**What you have to do:** Return the records as they stand. No picture is to be included.

**The data:**
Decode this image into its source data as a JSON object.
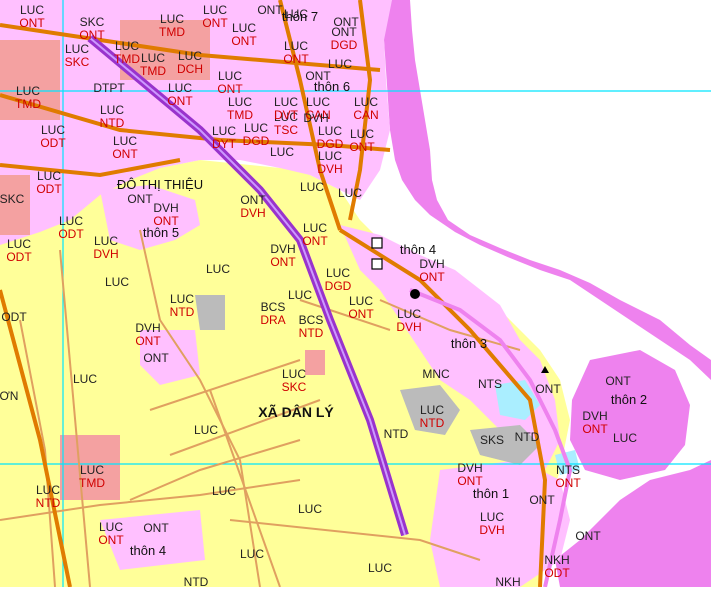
{
  "colors": {
    "water": "#ee82ee",
    "agri": "#ffff99",
    "residential": "#ffc0ff",
    "commercial": "#f4a1a1",
    "road_major": "#e07b00",
    "road_minor": "#e0a060",
    "highway": "#9933cc",
    "grid": "#00e5ff",
    "aquaculture": "#aaeeff",
    "public_land": "#bbbbbb"
  },
  "commune_label": "XÃ DÂN LÝ",
  "town_label": "ĐÔ THỊ THIỆU",
  "hamlets": {
    "thon1": "thôn 1",
    "thon2": "thôn 2",
    "thon3": "thôn 3",
    "thon4_east": "thôn 4",
    "thon4_south": "thôn 4",
    "thon5": "thôn 5",
    "thon6": "thôn 6",
    "thon7": "thôn 7"
  },
  "pairs": {
    "p1": [
      "SKC",
      "ONT"
    ],
    "p2": [
      "LUC",
      "ONT"
    ],
    "p3": [
      "LUC",
      "TMD"
    ],
    "p4": [
      "LUC",
      "SKC"
    ],
    "p5": [
      "LUC",
      "TMD"
    ],
    "p6": [
      "LUC",
      "DCH"
    ],
    "p7": [
      "LUC",
      "ONT"
    ],
    "p8": [
      "LUC",
      "TMD"
    ],
    "p9": [
      "LUC",
      "TMD"
    ],
    "p10": [
      "LUC",
      "NTD"
    ],
    "p11": [
      "LUC",
      "ODT"
    ],
    "p12": [
      "LUC",
      "ONT"
    ],
    "p13": [
      "LUC",
      "ODT"
    ],
    "p14": [
      "LUC",
      "ODT"
    ],
    "p15": [
      "LUC",
      "ODT"
    ],
    "p16": [
      "LUC",
      "DVH"
    ],
    "p17": [
      "DVH",
      "ONT"
    ],
    "p18": [
      "LUC",
      "ONT"
    ],
    "p19": [
      "DVH",
      "ONT"
    ],
    "p20": [
      "LUC",
      "DGD"
    ],
    "p21": [
      "LUC",
      "NTD"
    ],
    "p22": [
      "BCS",
      "DRA"
    ],
    "p23": [
      "BCS",
      "NTD"
    ],
    "p24": [
      "LUC",
      "ONT"
    ],
    "p25": [
      "LUC",
      "DVH"
    ],
    "p26": [
      "DVH",
      "ONT"
    ],
    "p27": [
      "DVH",
      "ONT"
    ],
    "p28": [
      "LUC",
      "SKC"
    ],
    "p29": [
      "LUC",
      "NTD"
    ],
    "p30": [
      "LUC",
      "TMD"
    ],
    "p31": [
      "LUC",
      "NTD"
    ],
    "p32": [
      "LUC",
      "ONT"
    ],
    "p33": [
      "DVH",
      "ONT"
    ],
    "p34": [
      "LUC",
      "DVH"
    ],
    "p35": [
      "NTS",
      "ONT"
    ],
    "p36": [
      "DVH",
      "ONT"
    ],
    "p37": [
      "LUC",
      "DGD"
    ],
    "p38": [
      "LUC",
      "DVH"
    ],
    "p39": [
      "LUC",
      "DGD"
    ],
    "p40": [
      "LUC",
      "TSC"
    ],
    "p41": [
      "LUC",
      "DYT"
    ],
    "p42": [
      "ONT",
      "DGD"
    ],
    "p43": [
      "LUC",
      "ONT"
    ],
    "p44": [
      "LUC",
      "ONT"
    ],
    "p45": [
      "LUC",
      "ONT"
    ],
    "p46": [
      "LUC",
      "CAN"
    ],
    "p47": [
      "LUC",
      "DVT"
    ],
    "p48": [
      "LUC",
      "TMD"
    ],
    "p49": [
      "LUC",
      "ONT"
    ],
    "p50": [
      "LUC",
      "ONT"
    ],
    "p51": [
      "NKH",
      "ODT"
    ],
    "p52": [
      "ONT",
      "DVH"
    ],
    "p53": [
      "LUC",
      "CAN"
    ]
  },
  "singles": {
    "s1": "LUC",
    "s2": "LUC",
    "s3": "LUC",
    "s4": "LUC",
    "s5": "LUC",
    "s6": "LUC",
    "s7": "LUC",
    "s8": "LUC",
    "s9": "LUC",
    "s10": "LUC",
    "s11": "ONT",
    "s12": "ONT",
    "s13": "ONT",
    "s14": "ONT",
    "s15": "ONT",
    "s16": "ONT",
    "s17": "ONT",
    "s18": "MNC",
    "s19": "NTS",
    "s20": "NTD",
    "s21": "SKS",
    "s22": "NTD",
    "s23": "DTPT",
    "s24": "ODT",
    "s25": "SKC",
    "s26": "ƠN",
    "s27": "LUC",
    "s28": "LUC",
    "s29": "NTD",
    "s30": "NKH",
    "s31": "ONT",
    "s32": "ONT",
    "s33": "LUC",
    "s34": "LUC",
    "s35": "DVH",
    "s36": "LUC",
    "s37": "ONT"
  }
}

**Result of this exercise:**
Decode this image into its source data as a JSON object.
{
  "colors": {
    "water": "#ee82ee",
    "agri": "#ffff99",
    "residential": "#ffc0ff",
    "commercial": "#f4a1a1",
    "road_major": "#e07b00",
    "road_minor": "#e0a060",
    "highway": "#9933cc",
    "grid": "#00e5ff",
    "aquaculture": "#aaeeff",
    "public_land": "#bbbbbb"
  },
  "commune_label": "XÃ DÂN LÝ",
  "town_label": "ĐÔ THỊ THIỆU",
  "hamlets": {
    "thon1": "thôn 1",
    "thon2": "thôn 2",
    "thon3": "thôn 3",
    "thon4_east": "thôn 4",
    "thon4_south": "thôn 4",
    "thon5": "thôn 5",
    "thon6": "thôn 6",
    "thon7": "thôn 7"
  },
  "pairs": {
    "p1": [
      "SKC",
      "ONT"
    ],
    "p2": [
      "LUC",
      "ONT"
    ],
    "p3": [
      "LUC",
      "TMD"
    ],
    "p4": [
      "LUC",
      "SKC"
    ],
    "p5": [
      "LUC",
      "TMD"
    ],
    "p6": [
      "LUC",
      "DCH"
    ],
    "p7": [
      "LUC",
      "ONT"
    ],
    "p8": [
      "LUC",
      "TMD"
    ],
    "p9": [
      "LUC",
      "TMD"
    ],
    "p10": [
      "LUC",
      "NTD"
    ],
    "p11": [
      "LUC",
      "ODT"
    ],
    "p12": [
      "LUC",
      "ONT"
    ],
    "p13": [
      "LUC",
      "ODT"
    ],
    "p14": [
      "LUC",
      "ODT"
    ],
    "p15": [
      "LUC",
      "ODT"
    ],
    "p16": [
      "LUC",
      "DVH"
    ],
    "p17": [
      "DVH",
      "ONT"
    ],
    "p18": [
      "LUC",
      "ONT"
    ],
    "p19": [
      "DVH",
      "ONT"
    ],
    "p20": [
      "LUC",
      "DGD"
    ],
    "p21": [
      "LUC",
      "NTD"
    ],
    "p22": [
      "BCS",
      "DRA"
    ],
    "p23": [
      "BCS",
      "NTD"
    ],
    "p24": [
      "LUC",
      "ONT"
    ],
    "p25": [
      "LUC",
      "DVH"
    ],
    "p26": [
      "DVH",
      "ONT"
    ],
    "p27": [
      "DVH",
      "ONT"
    ],
    "p28": [
      "LUC",
      "SKC"
    ],
    "p29": [
      "LUC",
      "NTD"
    ],
    "p30": [
      "LUC",
      "TMD"
    ],
    "p31": [
      "LUC",
      "NTD"
    ],
    "p32": [
      "LUC",
      "ONT"
    ],
    "p33": [
      "DVH",
      "ONT"
    ],
    "p34": [
      "LUC",
      "DVH"
    ],
    "p35": [
      "NTS",
      "ONT"
    ],
    "p36": [
      "DVH",
      "ONT"
    ],
    "p37": [
      "LUC",
      "DGD"
    ],
    "p38": [
      "LUC",
      "DVH"
    ],
    "p39": [
      "LUC",
      "DGD"
    ],
    "p40": [
      "LUC",
      "TSC"
    ],
    "p41": [
      "LUC",
      "DYT"
    ],
    "p42": [
      "ONT",
      "DGD"
    ],
    "p43": [
      "LUC",
      "ONT"
    ],
    "p44": [
      "LUC",
      "ONT"
    ],
    "p45": [
      "LUC",
      "ONT"
    ],
    "p46": [
      "LUC",
      "CAN"
    ],
    "p47": [
      "LUC",
      "DVT"
    ],
    "p48": [
      "LUC",
      "TMD"
    ],
    "p49": [
      "LUC",
      "ONT"
    ],
    "p50": [
      "LUC",
      "ONT"
    ],
    "p51": [
      "NKH",
      "ODT"
    ],
    "p52": [
      "ONT",
      "DVH"
    ],
    "p53": [
      "LUC",
      "CAN"
    ]
  },
  "singles": {
    "s1": "LUC",
    "s2": "LUC",
    "s3": "LUC",
    "s4": "LUC",
    "s5": "LUC",
    "s6": "LUC",
    "s7": "LUC",
    "s8": "LUC",
    "s9": "LUC",
    "s10": "LUC",
    "s11": "ONT",
    "s12": "ONT",
    "s13": "ONT",
    "s14": "ONT",
    "s15": "ONT",
    "s16": "ONT",
    "s17": "ONT",
    "s18": "MNC",
    "s19": "NTS",
    "s20": "NTD",
    "s21": "SKS",
    "s22": "NTD",
    "s23": "DTPT",
    "s24": "ODT",
    "s25": "SKC",
    "s26": "ƠN",
    "s27": "LUC",
    "s28": "LUC",
    "s29": "NTD",
    "s30": "NKH",
    "s31": "ONT",
    "s32": "ONT",
    "s33": "LUC",
    "s34": "LUC",
    "s35": "DVH",
    "s36": "LUC",
    "s37": "ONT"
  }
}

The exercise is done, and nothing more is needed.